Required work - Copy each line below holding "залога".

Supplied entries -
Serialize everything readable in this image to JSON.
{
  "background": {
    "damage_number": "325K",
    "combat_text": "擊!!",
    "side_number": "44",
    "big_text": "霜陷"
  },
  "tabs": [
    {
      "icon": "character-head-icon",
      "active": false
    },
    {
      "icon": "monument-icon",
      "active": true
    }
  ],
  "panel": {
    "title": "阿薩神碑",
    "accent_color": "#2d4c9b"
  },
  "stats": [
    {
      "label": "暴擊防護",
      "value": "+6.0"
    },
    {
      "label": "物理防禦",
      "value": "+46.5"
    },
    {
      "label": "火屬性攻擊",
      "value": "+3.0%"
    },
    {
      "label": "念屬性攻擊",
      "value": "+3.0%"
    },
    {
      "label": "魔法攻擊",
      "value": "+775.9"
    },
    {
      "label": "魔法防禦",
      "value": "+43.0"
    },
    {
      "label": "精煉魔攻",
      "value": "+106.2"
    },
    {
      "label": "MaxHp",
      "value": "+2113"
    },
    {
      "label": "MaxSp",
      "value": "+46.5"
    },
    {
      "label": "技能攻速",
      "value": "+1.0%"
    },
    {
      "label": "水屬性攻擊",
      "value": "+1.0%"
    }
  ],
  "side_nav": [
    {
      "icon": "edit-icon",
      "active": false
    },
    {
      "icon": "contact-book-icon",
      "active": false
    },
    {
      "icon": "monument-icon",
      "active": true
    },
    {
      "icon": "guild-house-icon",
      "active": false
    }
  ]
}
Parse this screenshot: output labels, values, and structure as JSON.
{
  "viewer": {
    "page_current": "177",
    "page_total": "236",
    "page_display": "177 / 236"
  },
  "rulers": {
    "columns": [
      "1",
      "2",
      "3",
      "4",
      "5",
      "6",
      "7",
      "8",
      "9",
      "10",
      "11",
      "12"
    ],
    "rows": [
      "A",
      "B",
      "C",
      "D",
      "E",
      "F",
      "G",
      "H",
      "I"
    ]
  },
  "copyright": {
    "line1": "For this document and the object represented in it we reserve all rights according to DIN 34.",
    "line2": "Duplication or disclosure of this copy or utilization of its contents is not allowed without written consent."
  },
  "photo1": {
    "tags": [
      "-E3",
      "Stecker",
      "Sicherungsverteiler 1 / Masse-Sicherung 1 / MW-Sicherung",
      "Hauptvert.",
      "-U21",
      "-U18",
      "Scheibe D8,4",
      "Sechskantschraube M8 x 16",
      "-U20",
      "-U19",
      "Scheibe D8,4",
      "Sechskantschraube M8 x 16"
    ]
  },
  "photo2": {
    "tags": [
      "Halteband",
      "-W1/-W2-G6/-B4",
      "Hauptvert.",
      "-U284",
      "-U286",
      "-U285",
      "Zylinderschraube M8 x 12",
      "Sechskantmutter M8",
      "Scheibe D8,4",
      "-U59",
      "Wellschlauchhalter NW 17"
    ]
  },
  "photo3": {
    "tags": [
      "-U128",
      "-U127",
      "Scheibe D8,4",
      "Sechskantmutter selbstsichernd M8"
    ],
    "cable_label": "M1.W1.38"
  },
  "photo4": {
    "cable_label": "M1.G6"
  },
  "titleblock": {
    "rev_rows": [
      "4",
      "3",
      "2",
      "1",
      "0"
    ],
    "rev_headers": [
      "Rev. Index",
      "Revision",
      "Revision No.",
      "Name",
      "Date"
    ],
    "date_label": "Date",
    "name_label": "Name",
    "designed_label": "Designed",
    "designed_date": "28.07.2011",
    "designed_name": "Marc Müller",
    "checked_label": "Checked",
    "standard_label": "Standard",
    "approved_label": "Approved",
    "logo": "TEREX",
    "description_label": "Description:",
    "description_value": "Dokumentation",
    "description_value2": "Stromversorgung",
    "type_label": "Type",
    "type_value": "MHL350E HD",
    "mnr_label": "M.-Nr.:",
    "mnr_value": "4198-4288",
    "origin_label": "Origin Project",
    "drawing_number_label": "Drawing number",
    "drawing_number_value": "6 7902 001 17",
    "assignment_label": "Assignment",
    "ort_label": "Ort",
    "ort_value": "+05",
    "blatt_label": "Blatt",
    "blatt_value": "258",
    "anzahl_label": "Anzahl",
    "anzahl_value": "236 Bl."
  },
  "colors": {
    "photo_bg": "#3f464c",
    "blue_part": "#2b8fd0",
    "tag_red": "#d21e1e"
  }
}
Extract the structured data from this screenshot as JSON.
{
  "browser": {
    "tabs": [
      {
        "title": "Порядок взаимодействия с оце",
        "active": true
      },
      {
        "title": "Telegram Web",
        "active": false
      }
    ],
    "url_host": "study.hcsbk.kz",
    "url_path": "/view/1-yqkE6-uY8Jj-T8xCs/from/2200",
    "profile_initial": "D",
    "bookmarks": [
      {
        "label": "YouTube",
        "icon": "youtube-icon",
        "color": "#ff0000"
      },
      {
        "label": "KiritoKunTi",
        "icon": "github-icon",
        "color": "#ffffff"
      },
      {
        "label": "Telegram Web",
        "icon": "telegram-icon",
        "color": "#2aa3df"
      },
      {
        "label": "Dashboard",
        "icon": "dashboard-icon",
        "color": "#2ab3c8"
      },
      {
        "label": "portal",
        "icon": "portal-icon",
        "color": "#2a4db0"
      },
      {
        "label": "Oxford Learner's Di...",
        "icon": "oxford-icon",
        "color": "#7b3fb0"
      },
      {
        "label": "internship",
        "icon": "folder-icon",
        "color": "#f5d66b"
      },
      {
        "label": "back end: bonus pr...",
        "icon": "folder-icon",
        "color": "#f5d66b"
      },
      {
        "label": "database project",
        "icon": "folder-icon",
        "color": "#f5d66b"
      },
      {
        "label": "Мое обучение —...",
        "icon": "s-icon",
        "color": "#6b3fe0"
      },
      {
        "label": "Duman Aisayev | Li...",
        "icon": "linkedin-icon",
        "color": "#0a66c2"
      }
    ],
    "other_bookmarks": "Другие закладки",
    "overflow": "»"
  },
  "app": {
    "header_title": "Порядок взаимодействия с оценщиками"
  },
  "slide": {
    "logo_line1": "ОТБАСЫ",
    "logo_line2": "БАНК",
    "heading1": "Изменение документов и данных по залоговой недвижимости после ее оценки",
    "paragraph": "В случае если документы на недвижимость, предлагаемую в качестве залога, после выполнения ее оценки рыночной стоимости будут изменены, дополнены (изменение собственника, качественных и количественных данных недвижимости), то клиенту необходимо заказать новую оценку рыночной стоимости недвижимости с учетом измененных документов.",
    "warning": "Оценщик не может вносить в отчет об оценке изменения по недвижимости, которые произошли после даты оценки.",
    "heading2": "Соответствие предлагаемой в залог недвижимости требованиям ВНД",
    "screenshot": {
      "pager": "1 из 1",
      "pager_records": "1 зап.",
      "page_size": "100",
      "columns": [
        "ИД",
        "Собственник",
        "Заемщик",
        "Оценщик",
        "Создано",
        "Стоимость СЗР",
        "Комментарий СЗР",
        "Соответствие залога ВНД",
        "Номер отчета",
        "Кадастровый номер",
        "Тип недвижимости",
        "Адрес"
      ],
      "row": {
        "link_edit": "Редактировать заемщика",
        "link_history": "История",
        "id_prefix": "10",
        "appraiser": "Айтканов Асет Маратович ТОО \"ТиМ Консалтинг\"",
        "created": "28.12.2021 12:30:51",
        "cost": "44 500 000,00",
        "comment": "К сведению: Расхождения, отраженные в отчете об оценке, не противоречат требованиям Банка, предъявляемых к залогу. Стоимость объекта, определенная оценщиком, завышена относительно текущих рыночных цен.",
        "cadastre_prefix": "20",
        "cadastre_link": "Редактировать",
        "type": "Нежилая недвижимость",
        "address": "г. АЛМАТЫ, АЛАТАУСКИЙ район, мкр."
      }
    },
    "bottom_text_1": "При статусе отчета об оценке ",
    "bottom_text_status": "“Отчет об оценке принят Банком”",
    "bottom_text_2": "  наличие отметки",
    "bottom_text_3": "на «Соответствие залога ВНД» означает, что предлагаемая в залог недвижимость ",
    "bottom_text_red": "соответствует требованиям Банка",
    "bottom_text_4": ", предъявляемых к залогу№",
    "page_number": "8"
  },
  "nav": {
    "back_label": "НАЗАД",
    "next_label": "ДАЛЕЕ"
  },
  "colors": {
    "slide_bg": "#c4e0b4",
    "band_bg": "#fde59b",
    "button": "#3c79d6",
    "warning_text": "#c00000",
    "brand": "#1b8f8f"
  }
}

Solution below -
    "paragraph": "В случае если документы на недвижимость, предлагаемую в качестве залога, после выполнения ее оценки рыночной стоимости будут изменены, дополнены (изменение собственника, качественных и количественных данных недвижимости), то клиенту необходимо заказать новую оценку рыночной стоимости недвижимости с учетом измененных документов.",
        "Соответствие залога ВНД",
    "bottom_text_3": "на «Соответствие залога ВНД» означает, что предлагаемая в залог недвижимость ",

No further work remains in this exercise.